Brexit has given farmers a chance to rip up the rule book and create a better, more productive agriculture industry. We must not let it go to waste, says Cambridgeshire Fens farmer Tom Clarke.
As I sit down to write this article on December 10, Theresa May is shortly to stand up in the House of Commons and delay the vote on the Brexit deal.
I don’t know what she’s about to say, I don’t know how, when or what sort of Brexit will result, if any.
This sort of uncertainty is damaging for any country, and for any business. But it is unusual for the UK, and in particular for farming, accustomed as we have become to relative stability compared to our peers.
One thing that is certain right now is that, whatever happens next, the current crisis – not too strong a word – heralds a period of continuing division and with no clear idea of where we will all end up.
What is true for politics follows for the economy, for trade, for businesses generally and for agriculture in particular.
In agriculture I see an industry so fundamental to the well-being, prosperity and security of our country and our people. Yet it is taken almost completely for granted.
So completely, that the first domestic Agriculture Bill in four decades is not about food, it just hands powers to whichever Minister or Government finds itself in office at any particular time.

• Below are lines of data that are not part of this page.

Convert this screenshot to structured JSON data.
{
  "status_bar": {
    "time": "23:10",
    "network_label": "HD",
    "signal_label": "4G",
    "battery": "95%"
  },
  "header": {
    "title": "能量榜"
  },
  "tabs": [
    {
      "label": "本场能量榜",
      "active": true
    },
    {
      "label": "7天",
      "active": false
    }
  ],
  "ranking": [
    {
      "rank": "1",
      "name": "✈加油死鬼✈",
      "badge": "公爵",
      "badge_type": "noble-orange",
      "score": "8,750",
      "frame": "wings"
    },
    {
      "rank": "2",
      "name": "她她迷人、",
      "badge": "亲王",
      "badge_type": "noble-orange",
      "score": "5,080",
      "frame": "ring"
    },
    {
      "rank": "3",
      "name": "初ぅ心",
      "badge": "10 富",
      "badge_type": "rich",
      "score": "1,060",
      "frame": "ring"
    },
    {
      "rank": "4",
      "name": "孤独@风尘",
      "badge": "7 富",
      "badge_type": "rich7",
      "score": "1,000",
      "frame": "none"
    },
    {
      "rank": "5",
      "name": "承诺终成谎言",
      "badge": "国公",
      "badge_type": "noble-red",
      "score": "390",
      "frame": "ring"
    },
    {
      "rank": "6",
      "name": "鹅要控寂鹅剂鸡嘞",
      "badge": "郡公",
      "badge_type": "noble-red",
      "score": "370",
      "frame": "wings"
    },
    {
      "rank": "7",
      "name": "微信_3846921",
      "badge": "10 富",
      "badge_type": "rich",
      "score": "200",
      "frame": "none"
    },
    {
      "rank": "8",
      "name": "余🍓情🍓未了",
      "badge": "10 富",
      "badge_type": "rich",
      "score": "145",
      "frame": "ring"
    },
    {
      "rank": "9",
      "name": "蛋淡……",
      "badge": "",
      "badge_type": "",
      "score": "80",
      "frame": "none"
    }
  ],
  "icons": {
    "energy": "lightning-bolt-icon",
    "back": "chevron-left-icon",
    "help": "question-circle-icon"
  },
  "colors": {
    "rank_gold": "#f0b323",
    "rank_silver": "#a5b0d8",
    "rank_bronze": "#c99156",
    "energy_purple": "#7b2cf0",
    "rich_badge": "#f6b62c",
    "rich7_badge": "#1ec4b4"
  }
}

A week may be a long time in politics, but from my experience even a year is a fleeting moment in agriculture.
Doing doughnuts in a supertanker is a breeze compared to reforming or transforming agriculture.
Many farmers haven’t realised it yet, but regardless of what happens with Brexit there are massive changes needed.
Soon, UK farming needs to achieve three things it hasn’t done consistently over the past 40 years;
All while producing more food, to feed more mouths, than ever before.
So in truth, Brexit is just one potential crisis that looms for farmers.
To that we could cheerily add: a food security crisis, a profitability crisis, a crisis of trust between the public and farmers and science, an irreversible breakdown of the climate, and chronic global overpopulation.
A handy quote to dispel this doom: ‘Don’t let the opportunity of a good crisis go to waste’. This strikes me as a very helpful outlook.
While everything is ticking along comfortably, there is no incentive to rip things up to find a better way forward. When things start to fall apart, ‘necessity is the mother of invention’.
Now come what may with Brexit the larger challenges facing farming and food producers are stark and clear.
The coming storm will thresh our assumptions and our resourcefulness and a better, more productive industry must be the result.
While it will be painful for some, perhaps many, as much as we can we should all prepare for the world of opportunity ahead.
Tom is an Oxford Farming Conference 2019 Emerging Leader, sits on the NFU Sugar Board and the Farmer Advisory Group for the Small Robot Compnay and is a founding member of the Ely Nature Friendly Farming Zone.
He can be found tweeting at @Tom_Clarke